• **WHAT YOU WILL DO**
Scan the lines below for the string "style". Reply with how many match, and no other words.

[Element data from apps and pages]
[Start of Attachment]

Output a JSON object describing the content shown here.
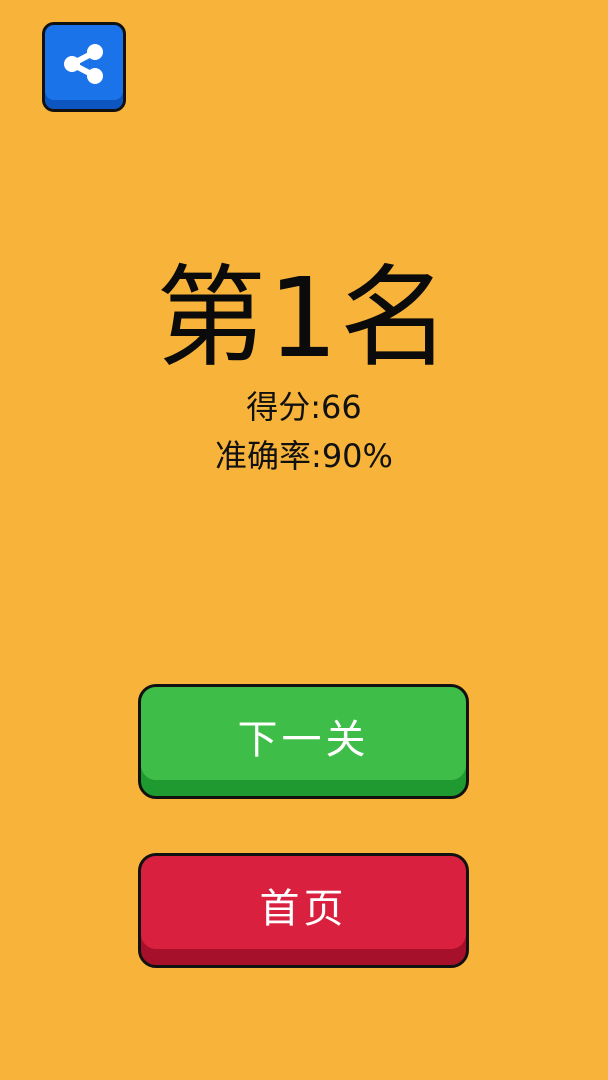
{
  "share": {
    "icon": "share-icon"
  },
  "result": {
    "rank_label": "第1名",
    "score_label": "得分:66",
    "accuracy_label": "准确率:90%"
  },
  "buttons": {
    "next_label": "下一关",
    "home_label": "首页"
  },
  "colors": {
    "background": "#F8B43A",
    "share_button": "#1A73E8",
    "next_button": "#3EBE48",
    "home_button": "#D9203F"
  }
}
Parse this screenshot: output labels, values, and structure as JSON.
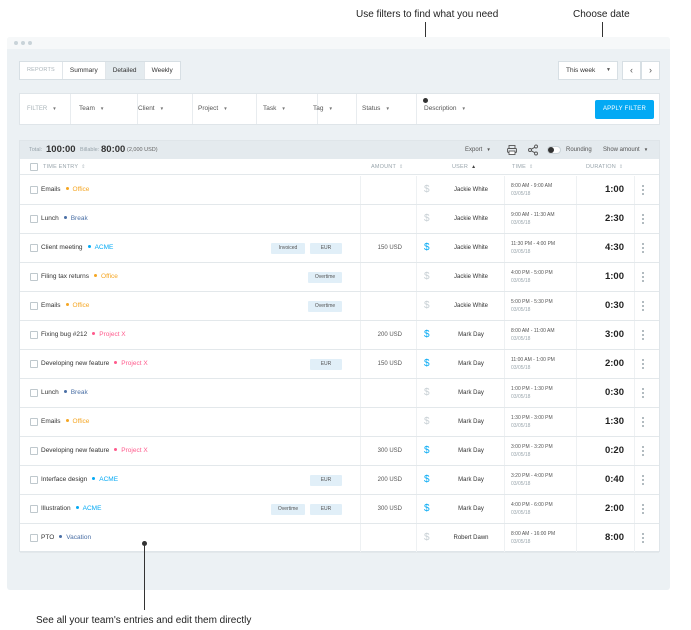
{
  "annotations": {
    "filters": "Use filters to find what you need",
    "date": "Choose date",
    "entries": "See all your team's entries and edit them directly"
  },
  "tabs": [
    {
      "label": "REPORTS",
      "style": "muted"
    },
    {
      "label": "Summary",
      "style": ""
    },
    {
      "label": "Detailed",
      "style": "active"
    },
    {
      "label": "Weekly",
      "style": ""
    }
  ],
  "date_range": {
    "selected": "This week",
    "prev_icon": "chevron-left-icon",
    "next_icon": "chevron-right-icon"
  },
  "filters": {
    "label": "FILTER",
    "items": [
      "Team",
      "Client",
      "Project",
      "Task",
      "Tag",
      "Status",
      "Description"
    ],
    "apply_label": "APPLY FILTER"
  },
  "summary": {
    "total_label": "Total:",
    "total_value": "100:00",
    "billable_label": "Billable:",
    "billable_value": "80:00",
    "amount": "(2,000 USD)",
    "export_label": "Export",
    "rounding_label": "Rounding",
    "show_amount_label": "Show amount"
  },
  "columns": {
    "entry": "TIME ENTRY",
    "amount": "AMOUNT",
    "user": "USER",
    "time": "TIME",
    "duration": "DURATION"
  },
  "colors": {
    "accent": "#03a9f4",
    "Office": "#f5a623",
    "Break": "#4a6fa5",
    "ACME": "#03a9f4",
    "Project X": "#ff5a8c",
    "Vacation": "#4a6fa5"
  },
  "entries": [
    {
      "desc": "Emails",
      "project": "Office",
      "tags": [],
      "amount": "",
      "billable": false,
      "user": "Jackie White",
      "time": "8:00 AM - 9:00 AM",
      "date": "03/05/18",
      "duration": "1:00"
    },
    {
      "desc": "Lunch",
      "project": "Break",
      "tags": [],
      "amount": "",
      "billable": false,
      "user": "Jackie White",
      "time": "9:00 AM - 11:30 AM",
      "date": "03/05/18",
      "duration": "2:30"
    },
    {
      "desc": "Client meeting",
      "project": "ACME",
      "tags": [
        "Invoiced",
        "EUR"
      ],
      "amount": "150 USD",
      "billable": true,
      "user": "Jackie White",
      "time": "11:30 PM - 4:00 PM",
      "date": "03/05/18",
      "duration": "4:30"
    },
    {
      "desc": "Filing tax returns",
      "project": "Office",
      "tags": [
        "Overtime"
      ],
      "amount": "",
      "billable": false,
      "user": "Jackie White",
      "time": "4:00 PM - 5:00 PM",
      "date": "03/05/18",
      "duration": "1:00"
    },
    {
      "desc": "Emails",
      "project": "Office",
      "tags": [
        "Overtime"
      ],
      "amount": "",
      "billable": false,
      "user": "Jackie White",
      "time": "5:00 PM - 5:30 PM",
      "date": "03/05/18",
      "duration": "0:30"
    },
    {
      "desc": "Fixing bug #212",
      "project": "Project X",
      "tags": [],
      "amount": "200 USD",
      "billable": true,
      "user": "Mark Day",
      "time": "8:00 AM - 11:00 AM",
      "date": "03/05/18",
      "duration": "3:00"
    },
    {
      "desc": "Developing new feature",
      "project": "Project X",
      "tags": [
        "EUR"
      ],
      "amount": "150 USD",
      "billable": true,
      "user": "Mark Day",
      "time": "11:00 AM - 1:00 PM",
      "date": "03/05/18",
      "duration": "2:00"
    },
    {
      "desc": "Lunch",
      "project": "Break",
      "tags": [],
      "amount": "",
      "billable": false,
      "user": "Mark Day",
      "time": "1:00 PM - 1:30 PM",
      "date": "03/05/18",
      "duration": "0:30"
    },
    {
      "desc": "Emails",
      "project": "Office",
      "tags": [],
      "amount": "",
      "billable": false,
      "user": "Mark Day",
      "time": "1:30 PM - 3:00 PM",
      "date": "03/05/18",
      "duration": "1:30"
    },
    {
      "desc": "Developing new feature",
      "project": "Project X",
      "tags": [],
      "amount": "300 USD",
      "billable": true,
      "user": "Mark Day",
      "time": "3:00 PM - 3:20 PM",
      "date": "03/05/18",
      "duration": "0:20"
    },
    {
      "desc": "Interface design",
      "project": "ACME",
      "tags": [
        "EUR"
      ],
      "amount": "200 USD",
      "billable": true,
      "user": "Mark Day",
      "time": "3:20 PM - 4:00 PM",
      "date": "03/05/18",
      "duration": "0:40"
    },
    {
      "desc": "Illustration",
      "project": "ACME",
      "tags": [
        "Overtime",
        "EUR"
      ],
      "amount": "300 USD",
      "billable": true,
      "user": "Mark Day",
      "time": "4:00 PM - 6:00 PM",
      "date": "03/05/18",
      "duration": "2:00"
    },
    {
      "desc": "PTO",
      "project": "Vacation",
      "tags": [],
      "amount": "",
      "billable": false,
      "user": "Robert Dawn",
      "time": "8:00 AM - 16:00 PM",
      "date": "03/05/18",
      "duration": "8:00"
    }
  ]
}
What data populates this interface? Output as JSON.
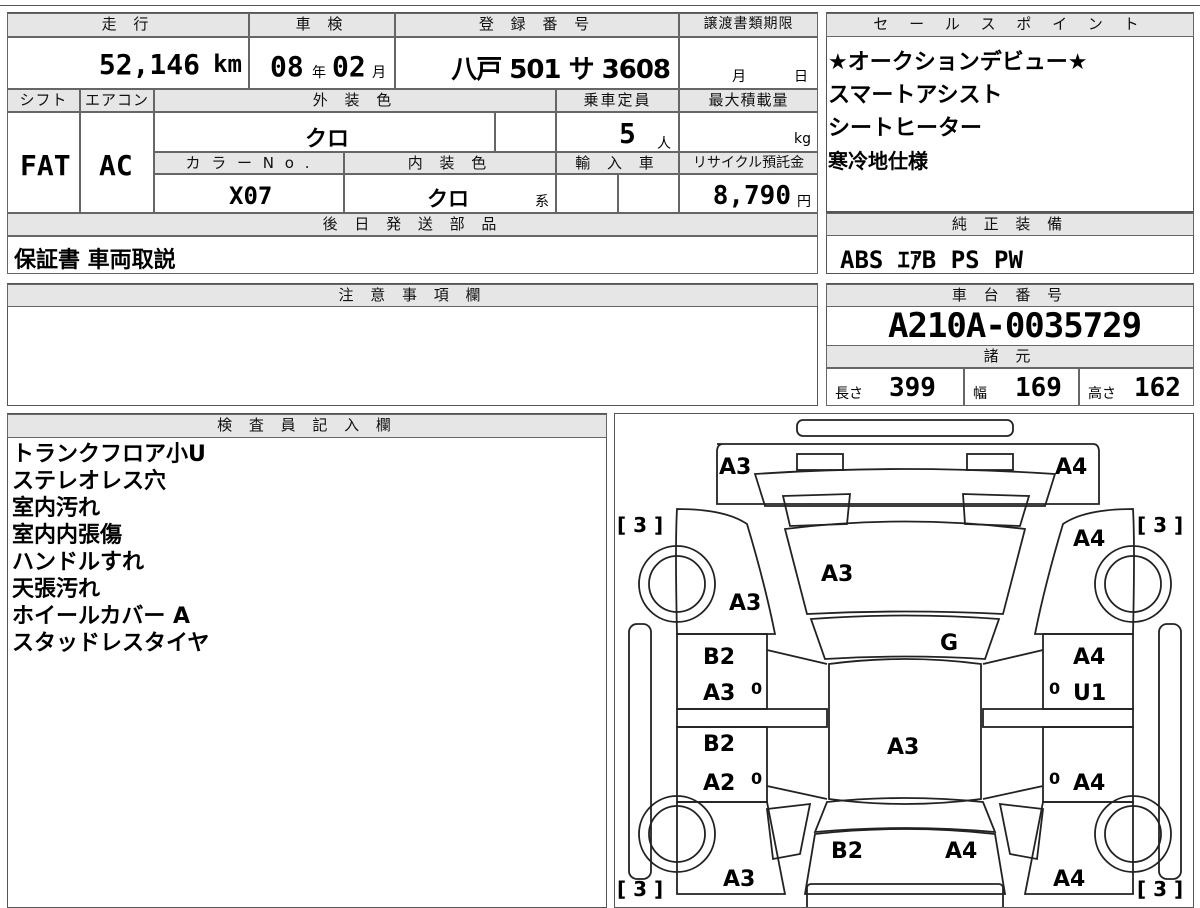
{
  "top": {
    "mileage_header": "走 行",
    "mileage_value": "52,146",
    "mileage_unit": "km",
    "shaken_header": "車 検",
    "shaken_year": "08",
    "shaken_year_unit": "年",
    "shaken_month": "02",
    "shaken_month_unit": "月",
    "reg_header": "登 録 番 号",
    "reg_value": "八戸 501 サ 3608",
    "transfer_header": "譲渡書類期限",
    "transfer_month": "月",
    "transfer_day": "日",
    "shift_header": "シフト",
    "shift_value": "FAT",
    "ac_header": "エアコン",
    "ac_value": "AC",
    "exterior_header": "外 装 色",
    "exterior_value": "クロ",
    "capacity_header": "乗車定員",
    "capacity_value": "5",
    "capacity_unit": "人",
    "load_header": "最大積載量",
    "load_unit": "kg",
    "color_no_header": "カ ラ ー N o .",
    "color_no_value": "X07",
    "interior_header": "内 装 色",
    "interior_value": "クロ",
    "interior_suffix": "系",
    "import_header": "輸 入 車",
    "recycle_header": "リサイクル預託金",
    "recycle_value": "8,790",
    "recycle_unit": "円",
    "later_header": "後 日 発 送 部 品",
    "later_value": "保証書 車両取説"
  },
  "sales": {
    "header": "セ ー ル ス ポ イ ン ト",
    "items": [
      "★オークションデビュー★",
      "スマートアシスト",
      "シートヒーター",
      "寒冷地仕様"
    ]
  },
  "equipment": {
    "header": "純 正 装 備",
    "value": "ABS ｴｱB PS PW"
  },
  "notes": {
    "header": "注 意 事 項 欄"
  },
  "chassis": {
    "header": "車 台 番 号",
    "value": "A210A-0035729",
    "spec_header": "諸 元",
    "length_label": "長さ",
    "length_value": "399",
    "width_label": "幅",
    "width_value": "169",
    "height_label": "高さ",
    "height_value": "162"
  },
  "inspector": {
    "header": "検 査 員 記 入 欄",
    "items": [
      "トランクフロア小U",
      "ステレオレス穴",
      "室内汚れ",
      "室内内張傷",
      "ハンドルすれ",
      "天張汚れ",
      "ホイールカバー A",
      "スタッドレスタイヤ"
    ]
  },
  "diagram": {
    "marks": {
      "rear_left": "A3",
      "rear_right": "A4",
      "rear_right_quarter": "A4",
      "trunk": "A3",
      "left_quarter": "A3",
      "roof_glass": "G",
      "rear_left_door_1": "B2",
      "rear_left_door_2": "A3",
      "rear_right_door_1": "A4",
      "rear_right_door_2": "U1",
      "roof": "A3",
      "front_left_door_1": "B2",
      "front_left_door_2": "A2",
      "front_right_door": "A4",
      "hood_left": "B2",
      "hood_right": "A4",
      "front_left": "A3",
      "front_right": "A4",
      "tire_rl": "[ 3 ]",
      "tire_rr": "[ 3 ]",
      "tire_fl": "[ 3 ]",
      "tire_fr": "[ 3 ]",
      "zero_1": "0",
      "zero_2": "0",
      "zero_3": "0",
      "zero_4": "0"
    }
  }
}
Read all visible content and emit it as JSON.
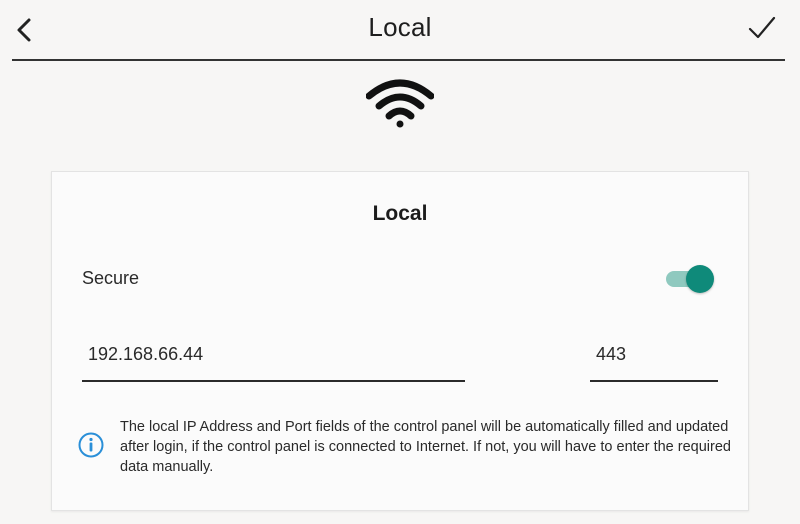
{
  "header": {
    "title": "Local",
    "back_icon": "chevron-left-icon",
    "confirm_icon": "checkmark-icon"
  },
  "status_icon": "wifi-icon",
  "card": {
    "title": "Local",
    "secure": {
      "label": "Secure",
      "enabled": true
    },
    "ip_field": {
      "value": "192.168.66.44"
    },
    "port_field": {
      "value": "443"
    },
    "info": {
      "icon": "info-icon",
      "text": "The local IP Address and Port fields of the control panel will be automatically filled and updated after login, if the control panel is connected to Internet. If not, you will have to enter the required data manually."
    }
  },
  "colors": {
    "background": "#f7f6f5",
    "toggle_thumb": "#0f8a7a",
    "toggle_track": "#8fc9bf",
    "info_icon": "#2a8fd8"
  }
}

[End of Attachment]

• **OUTPUT BELOW**
4